“Yes, as a matter of fact,” Anla said, “so maybe we should look more presentable. Ladies bath time! No gentleman near the river!”
The two trotted off while Al looked into provisions. He had a small pot that he added peeled and cut potatoes, beans, and salted venison. When the girls returned, he’d fill it with water and ask Anla how to make a crane to put over the fire. Or maybe Silfa knew that as well.
And then it hit him. He had been expecting his normal symptoms to start at some point. When they didn’t, he thought maybe his weariness was going to eclipse his symptoms and he’d sink into a deep slumber instead. He had forgotten about the repercussions until the moment when everything went dark.
Any thoughts of happiness or relief that they had escaped vanished. He was left with a cold, hollow feeling in his chest and an utter sense of unworthiness. It washed over him, a flood of self-loathing and cynicism that astonished him in its breadth. He had left his life behind, his family, his friends, his job and everyone that depended on him. What kind of horrid person would do that? Who leaves an innocent child who loves them alone with a mother who doesn’t?
Every barb he pulled out, assuaging them with pitiful excuses and meager promises of restitution, left him vexed and unnerved. If he was worthy of survival, and he wasn’t, how would he live after his money had dried up? He had been so careless and stupid. He was bleeding money and hadn’t even thought of the future. And what if they were caught by the cultists? He hoped they had given up, but behind any tree the cultists could be lurking, waiting to strike. Or highwaymen. Or wild animals.
Each of those fears dissipated, not due to logical assumptions or planning, but due to this encompassing event playing out. And when everything was gone, he was left with nothing. No anger, no fear, no loathing for himself. Nothing. Surprisingly, it was worse than the pain because it meant he had no reason to exist. He was a shell, a non-feeling entity who couldn’t do anything right by anyone.
He felt so heavy. His shoulders slumped forward. His head hung limp. Some part of him knew this wasn’t right. In a moment of self-preservation, he picked up the knife he had been cutting food with and threw it long out of his reach. Then, he sat and started grasping the ground, pulling up clumps of vegetation and dirt so that he could feel something. Even the pain of ripping his fingernails off was better than the hollow nothingness.
Eons later, Anla and Silfa returned from their bath. They were still in good spirits, having splashed and played while in the stream. Anla was surprised to see Al sitting away from the fire, clutching dirt between his hands. When he didn’t respond to her calls, she jogged to him and knelt before him. Even when she held his face between her hands, he stared ahead without saying anything.
“What’s wrong with him?” Silfa asked, sitting nearby on a rock.
“He’s a wizard.

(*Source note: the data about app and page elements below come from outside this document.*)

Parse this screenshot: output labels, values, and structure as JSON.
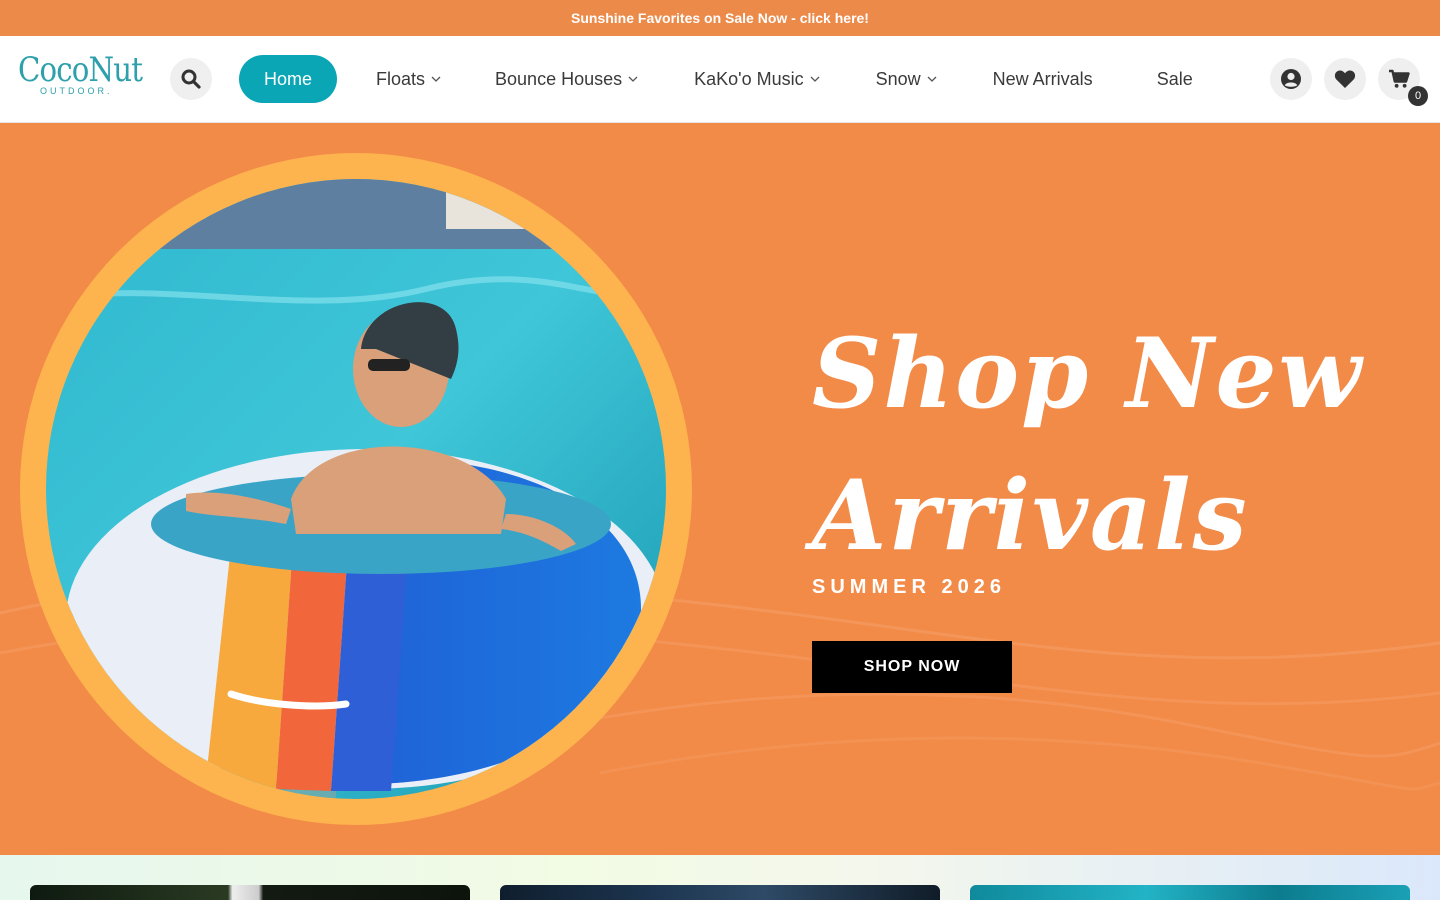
{
  "announcement": {
    "text": "Sunshine Favorites on Sale Now - click here!"
  },
  "header": {
    "logo": {
      "main": "CocoNut",
      "sub": "OUTDOOR."
    },
    "nav": [
      {
        "label": "Home",
        "active": true,
        "has_dropdown": false
      },
      {
        "label": "Floats",
        "active": false,
        "has_dropdown": true
      },
      {
        "label": "Bounce Houses",
        "active": false,
        "has_dropdown": true
      },
      {
        "label": "KaKo'o Music",
        "active": false,
        "has_dropdown": true
      },
      {
        "label": "Snow",
        "active": false,
        "has_dropdown": true
      },
      {
        "label": "New Arrivals",
        "active": false,
        "has_dropdown": false
      },
      {
        "label": "Sale",
        "active": false,
        "has_dropdown": false
      }
    ],
    "icons": {
      "search": "search-icon",
      "account": "user-circle-icon",
      "wishlist": "heart-icon",
      "cart": "cart-icon"
    },
    "cart_count": "0"
  },
  "hero": {
    "title_line1": "Shop New",
    "title_line2": "Arrivals",
    "subtitle": "SUMMER 2026",
    "cta": "SHOP NOW"
  },
  "colors": {
    "announcement_bg": "#ec8a4a",
    "hero_bg": "#f28a48",
    "ring": "#fdb44e",
    "accent_teal": "#0aa6b5",
    "logo_teal": "#2ea0ab",
    "cta_bg": "#000000"
  }
}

He told me that when he stops using magic after a long time, he gets bad feelings. It hasn’t been like this, though. Not this bad.”

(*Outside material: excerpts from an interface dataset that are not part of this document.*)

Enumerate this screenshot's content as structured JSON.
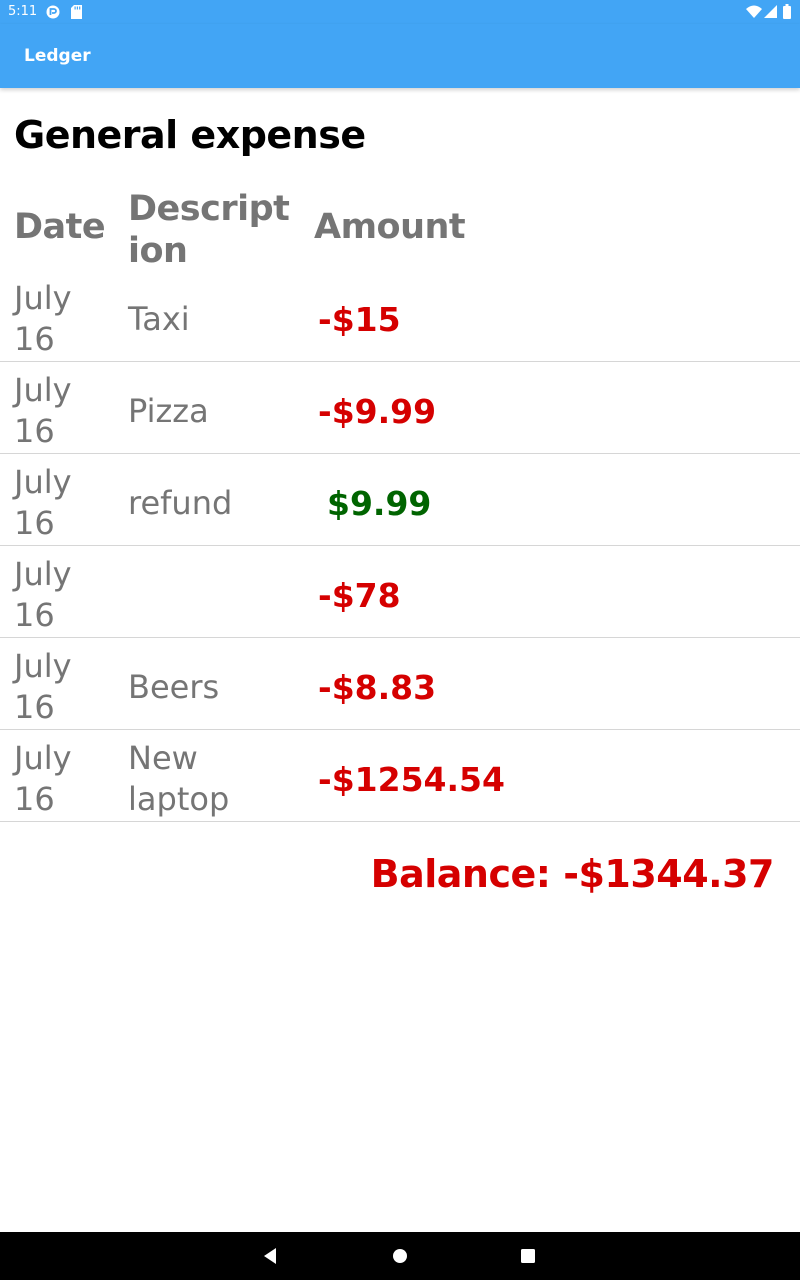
{
  "status_bar": {
    "time": "5:11",
    "icons": [
      "notification-icon",
      "sd-card-icon",
      "wifi-icon",
      "signal-icon",
      "battery-icon"
    ]
  },
  "app_bar": {
    "title": "Ledger",
    "color": "#42a5f5"
  },
  "page": {
    "title": "General expense"
  },
  "table": {
    "headers": {
      "date": "Date",
      "description": "Description",
      "amount": "Amount"
    },
    "rows": [
      {
        "date": "July 16",
        "description": "Taxi",
        "amount": "-$15",
        "color": "#d50000"
      },
      {
        "date": "July 16",
        "description": "Pizza",
        "amount": "-$9.99",
        "color": "#d50000"
      },
      {
        "date": "July 16",
        "description": "refund",
        "amount": "$9.99",
        "color": "#006400"
      },
      {
        "date": "July 16",
        "description": "",
        "amount": "-$78",
        "color": "#d50000"
      },
      {
        "date": "July 16",
        "description": "Beers",
        "amount": "-$8.83",
        "color": "#d50000"
      },
      {
        "date": "July 16",
        "description": "New laptop",
        "amount": "-$1254.54",
        "color": "#d50000"
      }
    ]
  },
  "balance": {
    "text": "Balance: -$1344.37",
    "color": "#d50000"
  },
  "nav_bar": {
    "buttons": [
      "back-icon",
      "home-icon",
      "recents-icon"
    ]
  }
}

“What should we do?”
“We’ll stay with him and make sure he doesn’t do anything to himself. Can you watch him while I cook dinner?”

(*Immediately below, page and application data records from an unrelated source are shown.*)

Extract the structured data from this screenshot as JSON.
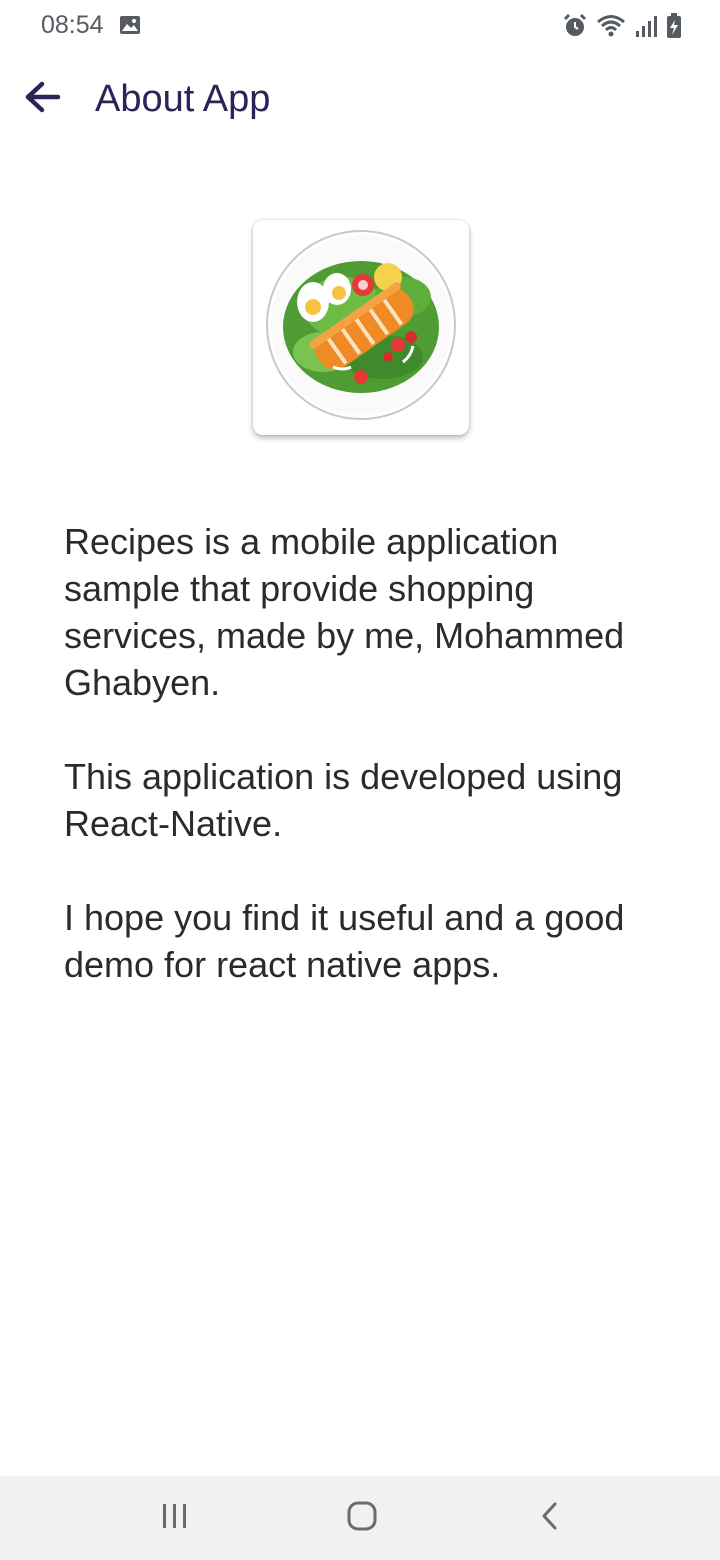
{
  "status_bar": {
    "time": "08:54",
    "icons": [
      "image-icon",
      "alarm-icon",
      "wifi-icon",
      "signal-icon",
      "battery-charging-icon"
    ]
  },
  "app_bar": {
    "title": "About App",
    "back_icon": "arrow-left-icon"
  },
  "logo": {
    "icon": "salad-plate-icon"
  },
  "content": {
    "paragraph_1": "Recipes is a mobile application sample that provide shopping services, made by me, Mohammed Ghabyen.",
    "paragraph_2": "This application is developed using React-Native.",
    "paragraph_3": "I hope you find it useful and a good demo for react native apps."
  },
  "nav_bar": {
    "buttons": [
      "recent-apps-icon",
      "home-icon",
      "back-icon"
    ]
  },
  "colors": {
    "title": "#2a2457",
    "text": "#2b2b2b",
    "nav_background": "#f1f1f1"
  }
}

Silfa nodded and slipped her fingers between Al’s. His hand stopped wringing the soil and went limp. He began grasping the grass with his other hand. She spoke softly to him, telling him about funny things that had happened at court. His face could have been made of ice and it would have given more warmth.
Al wanted them to go away. He didn’t want to smile. What he wanted was for his soul to be pulled out of him while someone pounded his body into a paste, spraying it all over the woods while he watched from above. The concept should have been grotesque to him, but there was no gravity to any of the thoughts he had.
Anla fed him the stew she cooked. He chewed and swallowed, tasting nothing. They brought him under the overhang, piled the blankets on top of him. They laid next to him, warming his cold body. Anla went so far as to tie her leg to his with the rope, to make sure he didn’t walk away and do something drastic.
Silfa nodded off quickly, snuggled in the crook of Al’s arm. Anladet waited until Al’s breathing grew deep and steady before she allowed herself to fall into a deep and much needed rest.